Last year’s decision to ban porn from its platform has had a marked adverse effect on Tumblr’s traffic. No surprise, really, especially given how wide the net was cast for “adult content” when it announced back in December. Now the blogging platform’s media parent is looking to sell, according to a new story from The Wall Street Journal.
The paper cites “people familiar with the matter.” We reached out to Verizon Media Group (which, for the record, also owns TechCrunch) and unsurprisingly got your bog standard statement about not commenting on rumors.
A sale wouldn’t be much of a surprise, given Tumblr’s history at the company. Yahoo bought the platform for north of $1 billion in 2013, with Verizon inheriting it as part of its 2017 acquisition of Yahoo. Tumblr was rolled up into the short-lived Oath business, which has since been rebranded as the much more straightforward Verizon Media Group.
As the piece notes, Tumblr ultimately failed to be the money-maker Yahoo and Verizon were hoping for, exacerbated by the fact that other social media properties have since taken some of the wind out of the company’s sails. A few years after the acquisition, Yahoo had written down the site’s value significantly. Verizon’s Q1 financials, meanwhile, had media revenues down 7.2% year-over-year.
The recent adult content ban has managed to both derail traffic and upset much of the site’s core user base. But Tumblr has stood firm, citing concerns over graphic child exploitation, all while arguably casting its net far too wide to include anything falling underneath the adult content banner.
It’s tough to say which media company might be in the market for Tumblr at this point. The once white-hot platform doesn’t hold the same sort of cache it did when it was purchased half a decade ago. Notably, Tumblr also lost its CTO to SeatGeek earlier this week.
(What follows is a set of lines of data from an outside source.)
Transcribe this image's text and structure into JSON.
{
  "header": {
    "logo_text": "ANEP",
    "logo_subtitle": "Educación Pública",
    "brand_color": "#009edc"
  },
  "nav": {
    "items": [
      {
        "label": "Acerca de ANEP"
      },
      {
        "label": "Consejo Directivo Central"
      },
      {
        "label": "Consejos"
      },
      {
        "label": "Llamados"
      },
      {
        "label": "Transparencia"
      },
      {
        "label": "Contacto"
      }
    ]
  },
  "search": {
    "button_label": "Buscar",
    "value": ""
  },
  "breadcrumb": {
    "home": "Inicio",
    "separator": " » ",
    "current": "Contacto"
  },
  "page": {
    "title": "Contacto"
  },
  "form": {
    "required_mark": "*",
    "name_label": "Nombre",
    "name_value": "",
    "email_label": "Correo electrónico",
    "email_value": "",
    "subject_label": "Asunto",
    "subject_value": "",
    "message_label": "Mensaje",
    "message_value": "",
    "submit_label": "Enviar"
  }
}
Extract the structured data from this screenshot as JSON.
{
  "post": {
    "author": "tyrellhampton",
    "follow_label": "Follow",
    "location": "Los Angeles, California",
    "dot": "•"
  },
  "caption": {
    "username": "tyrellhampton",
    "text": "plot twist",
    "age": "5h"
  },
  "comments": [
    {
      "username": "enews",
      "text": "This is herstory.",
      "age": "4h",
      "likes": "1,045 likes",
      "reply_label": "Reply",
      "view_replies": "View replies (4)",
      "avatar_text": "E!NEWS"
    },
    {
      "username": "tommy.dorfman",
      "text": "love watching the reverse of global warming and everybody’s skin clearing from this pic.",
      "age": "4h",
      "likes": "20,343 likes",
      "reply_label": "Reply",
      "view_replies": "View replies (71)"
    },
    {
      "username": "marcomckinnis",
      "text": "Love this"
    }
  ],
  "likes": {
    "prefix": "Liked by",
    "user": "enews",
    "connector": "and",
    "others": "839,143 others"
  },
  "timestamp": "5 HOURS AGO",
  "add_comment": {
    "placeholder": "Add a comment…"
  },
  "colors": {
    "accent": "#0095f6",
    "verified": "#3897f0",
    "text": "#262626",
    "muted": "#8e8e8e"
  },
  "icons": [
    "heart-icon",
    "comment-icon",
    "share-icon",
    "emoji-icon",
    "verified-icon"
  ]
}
Update: According to SensorTower‘s data on Tumblr’s last quarter, the service’s new mobile user count hit its lowest point since Q4 2013, and it was down about 40% year-over-year from Q1 2018.